**Requirement:** Each line below must be printed exactly as it stands.

**Data shown:**
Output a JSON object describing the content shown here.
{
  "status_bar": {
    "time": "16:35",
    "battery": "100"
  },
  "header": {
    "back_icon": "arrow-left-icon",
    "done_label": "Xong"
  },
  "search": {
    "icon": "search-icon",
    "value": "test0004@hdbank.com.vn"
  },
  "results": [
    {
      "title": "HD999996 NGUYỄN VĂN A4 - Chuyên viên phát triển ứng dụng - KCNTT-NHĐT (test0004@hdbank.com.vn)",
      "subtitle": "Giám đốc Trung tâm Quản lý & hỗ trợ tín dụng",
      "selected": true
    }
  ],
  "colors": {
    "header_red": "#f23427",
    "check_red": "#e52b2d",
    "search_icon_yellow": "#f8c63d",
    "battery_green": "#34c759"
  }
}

**Result:**
Output a JSON object describing the content shown here.
{
  "status_bar": {
    "time": "16:35",
    "battery": "100"
  },
  "header": {
    "back_icon": "arrow-left-icon",
    "done_label": "Xong"
  },
  "search": {
    "icon": "search-icon",
    "value": "test0004@hdbank.com.vn"
  },
  "results": [
    {
      "title": "HD999996 NGUYỄN VĂN A4 - Chuyên viên phát triển ứng dụng - KCNTT-NHĐT (test0004@hdbank.com.vn)",
      "subtitle": "Giám đốc Trung tâm Quản lý & hỗ trợ tín dụng",
      "selected": true
    }
  ],
  "colors": {
    "header_red": "#f23427",
    "check_red": "#e52b2d",
    "search_icon_yellow": "#f8c63d",
    "battery_green": "#34c759"
  }
}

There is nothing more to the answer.